  • to protect the security of Legal Aid NSW by noting its interest on the Certificate of Title.

Note: The Charge must be forwarded to the ARU to lodge a caveat two (2) weeks after the Charge has been signed.  If the charge is forwarded more than two months have lapsed, the memorandum must indicate the reasons for the delay.

5.4.6 Guidance on exercising the discretion not to take a charge

This is not intended to be exhaustive but the following circumstances could be taken into account when exercising this discretion:

  • it is not appropriate, in all the circumstances, to take a charge, or
  • the applicant and any Financially Associated Person do not have the capacity to understand what is being asked, or
  • where Legal Aid NSW is satisfied that the matter has been conducted in the public interest, and a public benefit will be achieved in conducting the matter.

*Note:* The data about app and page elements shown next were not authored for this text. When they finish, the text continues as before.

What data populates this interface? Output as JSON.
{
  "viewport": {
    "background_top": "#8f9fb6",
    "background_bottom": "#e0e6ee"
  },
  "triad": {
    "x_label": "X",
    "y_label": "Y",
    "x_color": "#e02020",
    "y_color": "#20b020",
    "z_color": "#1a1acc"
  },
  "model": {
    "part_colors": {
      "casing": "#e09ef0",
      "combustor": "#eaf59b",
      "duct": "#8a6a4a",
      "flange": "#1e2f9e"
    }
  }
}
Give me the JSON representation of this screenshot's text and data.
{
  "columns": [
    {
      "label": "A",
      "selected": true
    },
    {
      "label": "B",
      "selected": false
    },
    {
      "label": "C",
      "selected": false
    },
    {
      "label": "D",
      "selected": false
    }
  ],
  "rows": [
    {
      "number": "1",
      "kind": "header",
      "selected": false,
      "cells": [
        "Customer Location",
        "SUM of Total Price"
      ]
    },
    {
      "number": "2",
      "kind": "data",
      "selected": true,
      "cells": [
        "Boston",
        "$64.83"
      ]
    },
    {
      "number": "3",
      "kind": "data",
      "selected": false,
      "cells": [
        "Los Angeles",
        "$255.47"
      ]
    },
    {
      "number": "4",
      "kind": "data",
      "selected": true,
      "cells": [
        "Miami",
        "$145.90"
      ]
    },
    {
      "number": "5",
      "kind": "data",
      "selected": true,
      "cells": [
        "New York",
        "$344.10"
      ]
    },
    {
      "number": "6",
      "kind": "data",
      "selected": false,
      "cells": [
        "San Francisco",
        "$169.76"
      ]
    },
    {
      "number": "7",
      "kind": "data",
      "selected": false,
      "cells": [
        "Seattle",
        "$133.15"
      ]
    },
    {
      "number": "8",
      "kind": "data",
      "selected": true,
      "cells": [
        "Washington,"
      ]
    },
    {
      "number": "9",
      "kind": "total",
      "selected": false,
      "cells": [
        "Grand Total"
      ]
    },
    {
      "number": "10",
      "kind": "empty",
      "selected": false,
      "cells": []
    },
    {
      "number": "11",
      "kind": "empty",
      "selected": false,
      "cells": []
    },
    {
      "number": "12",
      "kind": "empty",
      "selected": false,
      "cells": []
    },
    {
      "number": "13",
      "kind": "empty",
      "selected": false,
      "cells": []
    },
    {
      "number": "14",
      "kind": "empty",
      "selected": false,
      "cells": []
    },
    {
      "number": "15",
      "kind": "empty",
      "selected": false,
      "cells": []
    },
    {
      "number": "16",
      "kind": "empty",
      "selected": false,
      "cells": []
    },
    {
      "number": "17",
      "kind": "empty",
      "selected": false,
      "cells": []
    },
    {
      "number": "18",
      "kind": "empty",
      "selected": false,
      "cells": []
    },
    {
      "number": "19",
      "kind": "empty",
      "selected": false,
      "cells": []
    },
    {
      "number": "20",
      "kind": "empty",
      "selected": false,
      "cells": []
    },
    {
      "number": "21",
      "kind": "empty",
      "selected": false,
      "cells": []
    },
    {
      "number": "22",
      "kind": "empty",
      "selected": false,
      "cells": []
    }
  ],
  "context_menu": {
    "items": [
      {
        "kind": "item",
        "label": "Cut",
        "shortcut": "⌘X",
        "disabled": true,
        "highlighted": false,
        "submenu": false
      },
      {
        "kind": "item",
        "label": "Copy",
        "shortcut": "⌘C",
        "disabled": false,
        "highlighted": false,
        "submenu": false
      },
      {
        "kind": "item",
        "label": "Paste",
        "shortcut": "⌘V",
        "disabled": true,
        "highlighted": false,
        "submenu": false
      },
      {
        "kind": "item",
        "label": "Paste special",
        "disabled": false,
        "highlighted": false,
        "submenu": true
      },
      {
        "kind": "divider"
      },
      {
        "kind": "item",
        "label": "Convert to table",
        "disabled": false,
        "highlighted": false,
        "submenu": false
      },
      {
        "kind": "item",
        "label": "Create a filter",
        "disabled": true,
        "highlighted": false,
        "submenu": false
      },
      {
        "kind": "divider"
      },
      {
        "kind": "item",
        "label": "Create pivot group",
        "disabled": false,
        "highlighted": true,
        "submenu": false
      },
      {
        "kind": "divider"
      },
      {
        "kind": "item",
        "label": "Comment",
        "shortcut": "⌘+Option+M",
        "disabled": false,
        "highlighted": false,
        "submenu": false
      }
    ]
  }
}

Capacity will generally only be a concern in criminal law matters because clients in civil and family will have tutor/case guardians. There will be obvious cases in crime where capacity is an issue (not fit to plead) but there will also be other cases where the client may have significant cognitive impairment which can mean they become fixated etc and refuse to sign the charge: where the continued refusal to sign the charge could impact on a person’s right to a fair trial and/or the administration of justice.

When it would not be appropriate in the circumstances to take a charge

This could arise in a variety of circumstances. For example, it could be where the real property has been purchased using money received in reparation for being part of the stolen generation.

What is in the public interest?

The following are guiding principles for determining whether the "public interest" requirement is satisfied:

  • Public interest is something of serious concern common to the public at large or a significant section of the public, such as a disadvantaged or marginalised group.
  • For something to be of “public interest” it must amount to more than a private right or individual interest, although the two may coincide.
  • For something to be of “public interest” it must amount to more than something merely “of interest to the public”, although again, the two may coincide.

There may be competing public interests in any one case that have to be weighed against each other.

5.4.7 Calculating whether a charge must be given

Where it is determined that a legally aided applicant will be required to give a Charge over the real property to secure the costs and expense of providing the legal service, Legal Aid NSW will estimate the costs of proceedings by calculating the average costs paid to private lawyers for a particular type of matter.

Last published on 01/07/2019